Records for this task section start

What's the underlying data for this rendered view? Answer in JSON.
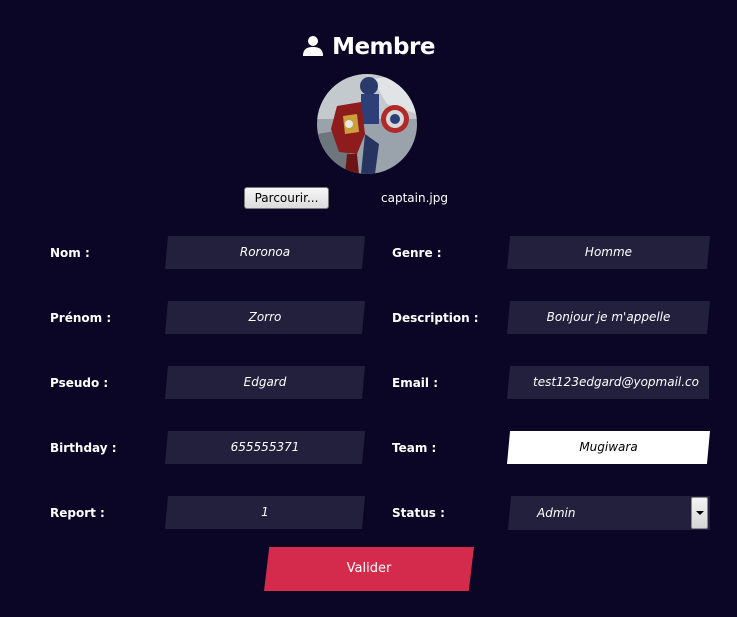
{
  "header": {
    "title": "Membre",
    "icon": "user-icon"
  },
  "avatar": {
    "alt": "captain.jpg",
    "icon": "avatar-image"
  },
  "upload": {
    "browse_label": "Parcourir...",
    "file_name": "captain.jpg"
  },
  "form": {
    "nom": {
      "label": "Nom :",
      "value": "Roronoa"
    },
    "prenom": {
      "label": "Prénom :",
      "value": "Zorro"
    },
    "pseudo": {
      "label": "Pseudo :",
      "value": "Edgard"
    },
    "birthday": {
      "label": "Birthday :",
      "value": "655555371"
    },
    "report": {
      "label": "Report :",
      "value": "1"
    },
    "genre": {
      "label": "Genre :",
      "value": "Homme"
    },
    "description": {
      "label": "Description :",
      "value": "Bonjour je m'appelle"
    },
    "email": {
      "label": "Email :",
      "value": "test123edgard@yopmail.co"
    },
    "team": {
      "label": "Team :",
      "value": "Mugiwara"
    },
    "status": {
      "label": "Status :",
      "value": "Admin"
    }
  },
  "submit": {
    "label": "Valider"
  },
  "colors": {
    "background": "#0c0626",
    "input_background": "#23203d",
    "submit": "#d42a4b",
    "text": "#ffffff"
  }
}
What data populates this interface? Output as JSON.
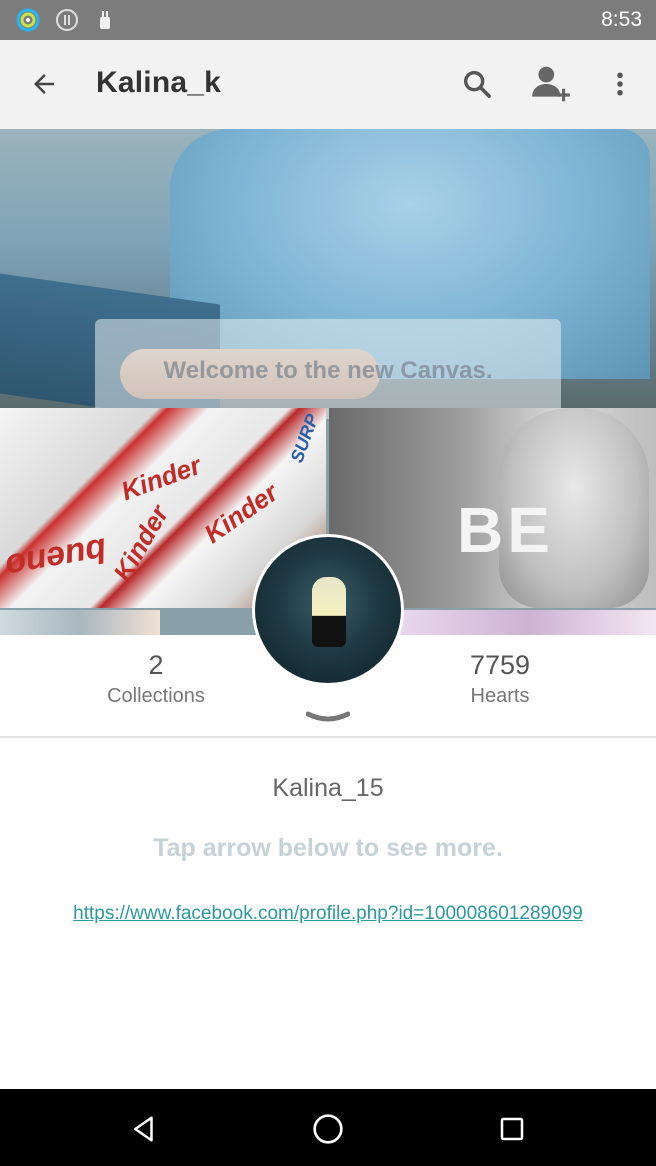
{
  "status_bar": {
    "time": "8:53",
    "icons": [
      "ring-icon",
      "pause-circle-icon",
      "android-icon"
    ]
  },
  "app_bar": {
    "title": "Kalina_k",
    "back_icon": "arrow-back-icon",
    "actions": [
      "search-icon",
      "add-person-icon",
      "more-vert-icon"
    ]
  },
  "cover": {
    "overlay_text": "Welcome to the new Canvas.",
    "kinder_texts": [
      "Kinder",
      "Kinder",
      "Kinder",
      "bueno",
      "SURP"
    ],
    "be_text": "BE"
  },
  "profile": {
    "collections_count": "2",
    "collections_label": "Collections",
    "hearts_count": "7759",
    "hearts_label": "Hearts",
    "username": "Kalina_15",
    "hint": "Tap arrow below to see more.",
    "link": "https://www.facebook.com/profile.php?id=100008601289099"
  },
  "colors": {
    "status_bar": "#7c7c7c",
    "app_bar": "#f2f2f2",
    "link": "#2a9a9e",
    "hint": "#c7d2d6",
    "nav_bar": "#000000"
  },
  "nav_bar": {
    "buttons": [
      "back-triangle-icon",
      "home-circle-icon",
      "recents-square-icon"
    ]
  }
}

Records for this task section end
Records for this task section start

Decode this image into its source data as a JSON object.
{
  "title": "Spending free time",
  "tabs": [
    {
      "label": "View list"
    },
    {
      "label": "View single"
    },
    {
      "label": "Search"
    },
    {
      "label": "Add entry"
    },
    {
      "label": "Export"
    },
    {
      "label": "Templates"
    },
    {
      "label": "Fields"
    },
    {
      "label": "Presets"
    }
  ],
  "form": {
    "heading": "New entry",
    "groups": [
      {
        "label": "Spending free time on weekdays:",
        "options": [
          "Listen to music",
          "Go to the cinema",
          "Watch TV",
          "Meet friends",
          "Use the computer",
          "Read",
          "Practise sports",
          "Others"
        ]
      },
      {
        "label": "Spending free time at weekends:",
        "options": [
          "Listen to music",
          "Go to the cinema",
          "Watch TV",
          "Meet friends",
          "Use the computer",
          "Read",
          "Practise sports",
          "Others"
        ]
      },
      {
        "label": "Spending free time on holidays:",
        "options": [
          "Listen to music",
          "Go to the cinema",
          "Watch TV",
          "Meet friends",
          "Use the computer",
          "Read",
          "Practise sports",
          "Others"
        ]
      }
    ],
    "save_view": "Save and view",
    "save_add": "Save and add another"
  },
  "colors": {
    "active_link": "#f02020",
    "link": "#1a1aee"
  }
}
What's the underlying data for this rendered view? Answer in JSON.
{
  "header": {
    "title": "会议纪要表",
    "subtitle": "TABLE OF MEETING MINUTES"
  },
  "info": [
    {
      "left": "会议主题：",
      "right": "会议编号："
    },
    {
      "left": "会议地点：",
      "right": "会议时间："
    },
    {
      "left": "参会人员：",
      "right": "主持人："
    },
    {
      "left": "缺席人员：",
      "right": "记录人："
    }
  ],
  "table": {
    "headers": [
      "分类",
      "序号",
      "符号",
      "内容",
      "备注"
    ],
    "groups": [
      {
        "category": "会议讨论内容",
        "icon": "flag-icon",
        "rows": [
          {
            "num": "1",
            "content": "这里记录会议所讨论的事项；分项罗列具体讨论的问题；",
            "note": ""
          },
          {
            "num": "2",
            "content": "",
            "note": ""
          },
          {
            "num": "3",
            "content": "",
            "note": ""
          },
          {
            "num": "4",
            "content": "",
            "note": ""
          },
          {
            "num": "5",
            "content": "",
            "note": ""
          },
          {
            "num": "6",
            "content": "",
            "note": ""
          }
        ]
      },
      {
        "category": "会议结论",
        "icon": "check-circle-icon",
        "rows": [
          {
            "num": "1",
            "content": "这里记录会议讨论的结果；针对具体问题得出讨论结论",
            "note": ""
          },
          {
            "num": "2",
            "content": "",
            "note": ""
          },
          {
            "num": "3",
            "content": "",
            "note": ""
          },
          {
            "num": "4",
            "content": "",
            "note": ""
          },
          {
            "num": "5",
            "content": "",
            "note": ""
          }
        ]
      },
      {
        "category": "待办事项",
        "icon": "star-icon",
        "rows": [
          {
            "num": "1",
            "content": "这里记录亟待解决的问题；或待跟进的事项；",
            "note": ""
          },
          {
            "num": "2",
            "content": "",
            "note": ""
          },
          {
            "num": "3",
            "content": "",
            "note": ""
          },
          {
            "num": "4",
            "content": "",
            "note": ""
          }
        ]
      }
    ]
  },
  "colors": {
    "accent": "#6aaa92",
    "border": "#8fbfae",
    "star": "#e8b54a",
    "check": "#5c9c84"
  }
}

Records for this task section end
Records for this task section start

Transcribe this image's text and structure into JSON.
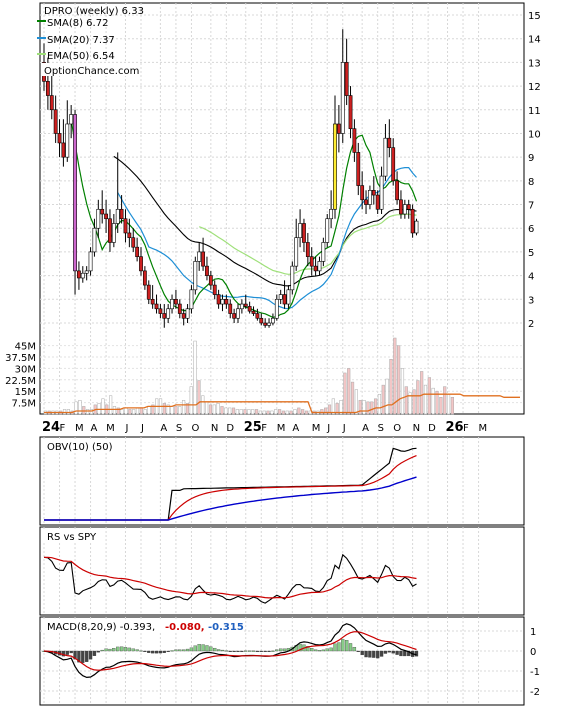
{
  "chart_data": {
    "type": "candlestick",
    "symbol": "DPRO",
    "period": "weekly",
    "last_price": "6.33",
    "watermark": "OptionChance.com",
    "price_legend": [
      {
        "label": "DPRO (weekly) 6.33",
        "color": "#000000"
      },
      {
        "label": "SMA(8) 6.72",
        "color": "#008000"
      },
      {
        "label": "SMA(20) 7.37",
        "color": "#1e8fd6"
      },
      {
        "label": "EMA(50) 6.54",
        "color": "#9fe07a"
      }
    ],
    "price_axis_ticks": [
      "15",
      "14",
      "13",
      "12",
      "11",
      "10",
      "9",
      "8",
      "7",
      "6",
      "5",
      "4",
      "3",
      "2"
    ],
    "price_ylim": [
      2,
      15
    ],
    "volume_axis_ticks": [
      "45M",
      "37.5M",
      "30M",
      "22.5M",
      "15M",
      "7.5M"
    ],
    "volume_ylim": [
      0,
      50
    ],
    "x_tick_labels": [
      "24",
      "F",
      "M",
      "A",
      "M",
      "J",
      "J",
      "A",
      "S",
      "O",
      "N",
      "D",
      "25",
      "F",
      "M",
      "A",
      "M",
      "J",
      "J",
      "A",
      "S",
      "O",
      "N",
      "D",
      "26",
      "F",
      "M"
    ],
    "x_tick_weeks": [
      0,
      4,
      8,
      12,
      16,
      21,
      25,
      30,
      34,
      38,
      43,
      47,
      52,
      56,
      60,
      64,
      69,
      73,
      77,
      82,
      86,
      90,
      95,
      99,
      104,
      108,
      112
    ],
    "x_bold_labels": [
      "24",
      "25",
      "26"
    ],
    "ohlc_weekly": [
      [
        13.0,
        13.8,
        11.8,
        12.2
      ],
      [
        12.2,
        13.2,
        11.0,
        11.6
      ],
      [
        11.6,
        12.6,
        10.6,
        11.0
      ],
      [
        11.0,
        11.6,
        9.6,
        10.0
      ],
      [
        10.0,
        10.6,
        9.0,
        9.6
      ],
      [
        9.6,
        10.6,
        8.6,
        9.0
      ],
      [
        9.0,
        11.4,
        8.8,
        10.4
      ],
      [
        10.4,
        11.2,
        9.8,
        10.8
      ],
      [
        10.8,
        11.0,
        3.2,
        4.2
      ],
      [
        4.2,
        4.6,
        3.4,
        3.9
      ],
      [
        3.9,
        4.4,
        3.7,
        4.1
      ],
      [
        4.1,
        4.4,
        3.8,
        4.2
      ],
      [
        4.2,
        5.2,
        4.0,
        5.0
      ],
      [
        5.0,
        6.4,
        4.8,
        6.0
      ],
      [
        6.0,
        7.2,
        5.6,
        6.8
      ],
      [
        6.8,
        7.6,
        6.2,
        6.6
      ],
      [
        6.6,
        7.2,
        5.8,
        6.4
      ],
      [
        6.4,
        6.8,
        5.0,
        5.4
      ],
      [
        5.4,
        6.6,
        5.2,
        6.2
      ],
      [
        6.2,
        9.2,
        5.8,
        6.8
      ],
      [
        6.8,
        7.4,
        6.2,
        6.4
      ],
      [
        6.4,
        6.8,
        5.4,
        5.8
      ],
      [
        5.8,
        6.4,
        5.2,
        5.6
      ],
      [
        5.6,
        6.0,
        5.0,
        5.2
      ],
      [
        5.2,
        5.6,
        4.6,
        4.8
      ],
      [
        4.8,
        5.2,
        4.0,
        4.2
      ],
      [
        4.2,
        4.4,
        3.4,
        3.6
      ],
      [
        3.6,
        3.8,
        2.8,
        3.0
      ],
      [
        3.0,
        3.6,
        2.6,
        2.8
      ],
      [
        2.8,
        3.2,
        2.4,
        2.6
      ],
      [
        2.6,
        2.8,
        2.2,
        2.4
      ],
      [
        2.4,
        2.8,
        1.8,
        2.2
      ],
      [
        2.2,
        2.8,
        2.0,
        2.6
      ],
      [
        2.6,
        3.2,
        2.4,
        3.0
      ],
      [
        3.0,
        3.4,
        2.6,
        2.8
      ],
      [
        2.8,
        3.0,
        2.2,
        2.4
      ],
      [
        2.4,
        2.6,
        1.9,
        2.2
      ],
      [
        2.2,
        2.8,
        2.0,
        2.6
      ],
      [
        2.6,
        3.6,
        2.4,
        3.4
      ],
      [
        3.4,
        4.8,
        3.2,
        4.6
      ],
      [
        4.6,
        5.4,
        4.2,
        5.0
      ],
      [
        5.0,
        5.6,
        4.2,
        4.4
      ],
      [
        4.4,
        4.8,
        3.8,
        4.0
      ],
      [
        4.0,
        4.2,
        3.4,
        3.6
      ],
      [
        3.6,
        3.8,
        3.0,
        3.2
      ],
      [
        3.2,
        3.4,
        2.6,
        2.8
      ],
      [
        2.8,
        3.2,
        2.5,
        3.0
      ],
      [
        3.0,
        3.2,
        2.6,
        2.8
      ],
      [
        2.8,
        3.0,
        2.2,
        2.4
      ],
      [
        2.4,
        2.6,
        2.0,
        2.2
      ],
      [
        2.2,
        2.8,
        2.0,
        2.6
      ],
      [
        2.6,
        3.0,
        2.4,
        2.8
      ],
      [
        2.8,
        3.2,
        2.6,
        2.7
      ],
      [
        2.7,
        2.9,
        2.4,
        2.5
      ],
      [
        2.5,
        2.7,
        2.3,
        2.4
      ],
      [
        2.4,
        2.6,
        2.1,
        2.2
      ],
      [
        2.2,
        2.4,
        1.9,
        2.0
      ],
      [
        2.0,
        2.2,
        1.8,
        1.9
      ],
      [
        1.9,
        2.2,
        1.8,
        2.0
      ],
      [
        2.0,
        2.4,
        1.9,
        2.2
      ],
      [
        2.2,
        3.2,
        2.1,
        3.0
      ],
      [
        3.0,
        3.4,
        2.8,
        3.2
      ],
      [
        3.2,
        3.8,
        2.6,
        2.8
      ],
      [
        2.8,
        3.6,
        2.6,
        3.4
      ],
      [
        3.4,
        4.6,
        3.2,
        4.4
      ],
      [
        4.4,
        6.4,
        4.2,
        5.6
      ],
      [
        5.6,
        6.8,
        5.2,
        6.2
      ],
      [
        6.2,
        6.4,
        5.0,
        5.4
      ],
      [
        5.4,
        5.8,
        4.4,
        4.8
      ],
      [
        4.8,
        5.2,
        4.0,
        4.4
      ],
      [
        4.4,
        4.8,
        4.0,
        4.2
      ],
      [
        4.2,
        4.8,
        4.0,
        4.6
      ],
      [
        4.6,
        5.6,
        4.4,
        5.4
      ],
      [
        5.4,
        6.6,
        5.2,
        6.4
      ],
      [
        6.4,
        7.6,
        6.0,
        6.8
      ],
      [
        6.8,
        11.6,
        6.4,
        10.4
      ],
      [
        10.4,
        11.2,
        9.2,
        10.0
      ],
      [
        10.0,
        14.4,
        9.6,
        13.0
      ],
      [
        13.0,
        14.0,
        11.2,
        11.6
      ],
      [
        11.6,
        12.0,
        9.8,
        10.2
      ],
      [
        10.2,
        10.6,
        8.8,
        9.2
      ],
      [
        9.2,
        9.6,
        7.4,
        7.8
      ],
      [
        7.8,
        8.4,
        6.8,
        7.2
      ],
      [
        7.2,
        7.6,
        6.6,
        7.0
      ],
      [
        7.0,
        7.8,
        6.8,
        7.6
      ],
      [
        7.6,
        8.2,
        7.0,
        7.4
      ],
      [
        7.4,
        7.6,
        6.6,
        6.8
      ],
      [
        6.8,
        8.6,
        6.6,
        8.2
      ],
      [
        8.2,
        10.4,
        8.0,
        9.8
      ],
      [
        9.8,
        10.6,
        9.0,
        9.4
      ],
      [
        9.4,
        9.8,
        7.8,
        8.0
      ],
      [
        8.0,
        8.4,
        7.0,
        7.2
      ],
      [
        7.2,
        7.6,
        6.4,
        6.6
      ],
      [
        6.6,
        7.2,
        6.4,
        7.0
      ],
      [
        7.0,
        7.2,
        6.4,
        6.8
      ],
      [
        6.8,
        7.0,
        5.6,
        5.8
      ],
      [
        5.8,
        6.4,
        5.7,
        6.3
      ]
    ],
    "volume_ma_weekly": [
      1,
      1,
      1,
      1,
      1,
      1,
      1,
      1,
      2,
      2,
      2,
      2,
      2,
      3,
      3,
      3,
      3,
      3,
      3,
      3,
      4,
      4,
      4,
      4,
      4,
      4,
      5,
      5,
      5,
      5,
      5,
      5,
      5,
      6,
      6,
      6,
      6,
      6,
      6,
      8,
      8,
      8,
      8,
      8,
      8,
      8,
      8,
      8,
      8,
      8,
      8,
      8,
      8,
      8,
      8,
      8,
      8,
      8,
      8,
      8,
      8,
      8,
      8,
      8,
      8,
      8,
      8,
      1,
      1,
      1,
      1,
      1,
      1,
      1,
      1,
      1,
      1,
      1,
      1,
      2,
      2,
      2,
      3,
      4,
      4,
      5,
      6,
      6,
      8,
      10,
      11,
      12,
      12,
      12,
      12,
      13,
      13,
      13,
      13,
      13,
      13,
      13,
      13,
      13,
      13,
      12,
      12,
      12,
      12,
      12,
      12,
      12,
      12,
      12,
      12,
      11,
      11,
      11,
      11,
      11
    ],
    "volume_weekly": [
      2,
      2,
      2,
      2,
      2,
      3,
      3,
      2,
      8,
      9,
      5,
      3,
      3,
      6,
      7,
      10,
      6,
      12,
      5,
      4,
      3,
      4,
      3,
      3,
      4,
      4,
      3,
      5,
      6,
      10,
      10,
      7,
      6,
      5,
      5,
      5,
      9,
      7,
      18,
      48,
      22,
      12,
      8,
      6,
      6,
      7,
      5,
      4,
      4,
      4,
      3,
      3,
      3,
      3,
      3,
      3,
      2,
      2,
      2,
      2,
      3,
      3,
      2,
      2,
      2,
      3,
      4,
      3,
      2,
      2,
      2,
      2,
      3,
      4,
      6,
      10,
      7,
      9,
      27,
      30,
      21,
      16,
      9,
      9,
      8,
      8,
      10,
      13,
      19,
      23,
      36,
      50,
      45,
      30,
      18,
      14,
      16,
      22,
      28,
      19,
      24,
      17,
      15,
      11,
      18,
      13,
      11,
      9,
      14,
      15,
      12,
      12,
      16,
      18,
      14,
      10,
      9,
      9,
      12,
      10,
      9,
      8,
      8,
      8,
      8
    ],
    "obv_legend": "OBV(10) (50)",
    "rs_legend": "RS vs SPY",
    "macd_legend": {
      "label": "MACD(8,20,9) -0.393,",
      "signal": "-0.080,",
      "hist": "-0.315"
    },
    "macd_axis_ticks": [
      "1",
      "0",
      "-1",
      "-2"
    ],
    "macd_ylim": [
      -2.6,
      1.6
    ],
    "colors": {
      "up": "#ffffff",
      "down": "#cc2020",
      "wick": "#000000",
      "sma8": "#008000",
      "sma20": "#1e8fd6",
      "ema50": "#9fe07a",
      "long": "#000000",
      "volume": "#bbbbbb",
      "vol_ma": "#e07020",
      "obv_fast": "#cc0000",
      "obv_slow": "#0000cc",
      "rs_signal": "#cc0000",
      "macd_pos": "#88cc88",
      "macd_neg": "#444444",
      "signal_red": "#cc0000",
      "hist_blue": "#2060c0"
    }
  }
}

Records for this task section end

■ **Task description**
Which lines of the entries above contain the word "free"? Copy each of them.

■ **Task output**
  "title": "Spending free time",
        "label": "Spending free time on weekdays:",
        "label": "Spending free time at weekends:",
        "label": "Spending free time on holidays:",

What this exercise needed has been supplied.